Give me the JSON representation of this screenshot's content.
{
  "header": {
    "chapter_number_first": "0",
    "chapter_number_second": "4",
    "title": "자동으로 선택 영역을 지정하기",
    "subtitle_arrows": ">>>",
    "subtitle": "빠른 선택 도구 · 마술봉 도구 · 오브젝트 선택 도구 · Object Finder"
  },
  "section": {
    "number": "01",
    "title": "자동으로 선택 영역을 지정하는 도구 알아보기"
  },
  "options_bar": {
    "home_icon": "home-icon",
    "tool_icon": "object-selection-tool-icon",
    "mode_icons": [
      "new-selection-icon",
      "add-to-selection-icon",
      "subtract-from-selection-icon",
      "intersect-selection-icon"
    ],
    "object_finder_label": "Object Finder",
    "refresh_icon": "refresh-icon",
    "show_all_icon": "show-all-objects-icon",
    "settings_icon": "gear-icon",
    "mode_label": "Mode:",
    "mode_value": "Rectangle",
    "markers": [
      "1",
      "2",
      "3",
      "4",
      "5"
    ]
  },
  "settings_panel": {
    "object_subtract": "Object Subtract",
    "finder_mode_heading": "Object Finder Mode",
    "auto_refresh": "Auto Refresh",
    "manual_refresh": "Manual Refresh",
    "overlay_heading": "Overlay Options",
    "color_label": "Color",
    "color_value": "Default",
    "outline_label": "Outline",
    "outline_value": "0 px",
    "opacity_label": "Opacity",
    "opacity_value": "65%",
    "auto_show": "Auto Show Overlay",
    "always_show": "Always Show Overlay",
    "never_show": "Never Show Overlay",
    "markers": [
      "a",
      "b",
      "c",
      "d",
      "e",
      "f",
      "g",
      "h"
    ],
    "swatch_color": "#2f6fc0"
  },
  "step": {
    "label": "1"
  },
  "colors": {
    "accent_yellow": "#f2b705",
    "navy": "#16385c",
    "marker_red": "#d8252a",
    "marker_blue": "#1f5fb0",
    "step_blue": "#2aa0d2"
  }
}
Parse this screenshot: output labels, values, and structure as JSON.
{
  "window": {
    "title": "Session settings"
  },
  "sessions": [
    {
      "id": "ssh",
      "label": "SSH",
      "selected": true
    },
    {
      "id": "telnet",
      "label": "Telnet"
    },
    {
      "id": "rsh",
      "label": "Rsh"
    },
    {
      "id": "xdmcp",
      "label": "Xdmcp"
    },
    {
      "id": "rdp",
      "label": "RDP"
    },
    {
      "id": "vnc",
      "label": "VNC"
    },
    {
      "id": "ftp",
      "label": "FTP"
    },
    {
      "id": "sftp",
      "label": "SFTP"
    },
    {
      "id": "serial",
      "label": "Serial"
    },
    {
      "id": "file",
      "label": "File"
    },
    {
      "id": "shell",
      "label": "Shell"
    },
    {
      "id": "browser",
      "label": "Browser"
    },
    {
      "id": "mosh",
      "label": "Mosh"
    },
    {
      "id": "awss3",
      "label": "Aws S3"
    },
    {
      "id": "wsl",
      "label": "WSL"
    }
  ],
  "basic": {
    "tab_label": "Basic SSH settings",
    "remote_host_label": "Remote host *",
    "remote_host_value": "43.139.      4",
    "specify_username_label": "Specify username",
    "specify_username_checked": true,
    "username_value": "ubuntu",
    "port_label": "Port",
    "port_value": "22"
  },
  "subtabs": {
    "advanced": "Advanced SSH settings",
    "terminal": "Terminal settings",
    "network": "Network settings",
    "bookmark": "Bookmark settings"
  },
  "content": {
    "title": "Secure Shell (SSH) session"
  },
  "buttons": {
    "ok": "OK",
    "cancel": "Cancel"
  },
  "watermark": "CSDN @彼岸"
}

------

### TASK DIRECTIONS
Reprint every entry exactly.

### PROBLEM SOLUTION
Give me the JSON representation of this screenshot's content.
{
  "header": {
    "chapter_number_first": "0",
    "chapter_number_second": "4",
    "title": "자동으로 선택 영역을 지정하기",
    "subtitle_arrows": ">>>",
    "subtitle": "빠른 선택 도구 · 마술봉 도구 · 오브젝트 선택 도구 · Object Finder"
  },
  "section": {
    "number": "01",
    "title": "자동으로 선택 영역을 지정하는 도구 알아보기"
  },
  "options_bar": {
    "home_icon": "home-icon",
    "tool_icon": "object-selection-tool-icon",
    "mode_icons": [
      "new-selection-icon",
      "add-to-selection-icon",
      "subtract-from-selection-icon",
      "intersect-selection-icon"
    ],
    "object_finder_label": "Object Finder",
    "refresh_icon": "refresh-icon",
    "show_all_icon": "show-all-objects-icon",
    "settings_icon": "gear-icon",
    "mode_label": "Mode:",
    "mode_value": "Rectangle",
    "markers": [
      "1",
      "2",
      "3",
      "4",
      "5"
    ]
  },
  "settings_panel": {
    "object_subtract": "Object Subtract",
    "finder_mode_heading": "Object Finder Mode",
    "auto_refresh": "Auto Refresh",
    "manual_refresh": "Manual Refresh",
    "overlay_heading": "Overlay Options",
    "color_label": "Color",
    "color_value": "Default",
    "outline_label": "Outline",
    "outline_value": "0 px",
    "opacity_label": "Opacity",
    "opacity_value": "65%",
    "auto_show": "Auto Show Overlay",
    "always_show": "Always Show Overlay",
    "never_show": "Never Show Overlay",
    "markers": [
      "a",
      "b",
      "c",
      "d",
      "e",
      "f",
      "g",
      "h"
    ],
    "swatch_color": "#2f6fc0"
  },
  "step": {
    "label": "1"
  },
  "colors": {
    "accent_yellow": "#f2b705",
    "navy": "#16385c",
    "marker_red": "#d8252a",
    "marker_blue": "#1f5fb0",
    "step_blue": "#2aa0d2"
  }
}
Parse this screenshot: output labels, values, and structure as JSON.
{
  "window": {
    "title": "Session settings"
  },
  "sessions": [
    {
      "id": "ssh",
      "label": "SSH",
      "selected": true
    },
    {
      "id": "telnet",
      "label": "Telnet"
    },
    {
      "id": "rsh",
      "label": "Rsh"
    },
    {
      "id": "xdmcp",
      "label": "Xdmcp"
    },
    {
      "id": "rdp",
      "label": "RDP"
    },
    {
      "id": "vnc",
      "label": "VNC"
    },
    {
      "id": "ftp",
      "label": "FTP"
    },
    {
      "id": "sftp",
      "label": "SFTP"
    },
    {
      "id": "serial",
      "label": "Serial"
    },
    {
      "id": "file",
      "label": "File"
    },
    {
      "id": "shell",
      "label": "Shell"
    },
    {
      "id": "browser",
      "label": "Browser"
    },
    {
      "id": "mosh",
      "label": "Mosh"
    },
    {
      "id": "awss3",
      "label": "Aws S3"
    },
    {
      "id": "wsl",
      "label": "WSL"
    }
  ],
  "basic": {
    "tab_label": "Basic SSH settings",
    "remote_host_label": "Remote host *",
    "remote_host_value": "43.139.      4",
    "specify_username_label": "Specify username",
    "specify_username_checked": true,
    "username_value": "ubuntu",
    "port_label": "Port",
    "port_value": "22"
  },
  "subtabs": {
    "advanced": "Advanced SSH settings",
    "terminal": "Terminal settings",
    "network": "Network settings",
    "bookmark": "Bookmark settings"
  },
  "content": {
    "title": "Secure Shell (SSH) session"
  },
  "buttons": {
    "ok": "OK",
    "cancel": "Cancel"
  },
  "watermark": "CSDN @彼岸"
}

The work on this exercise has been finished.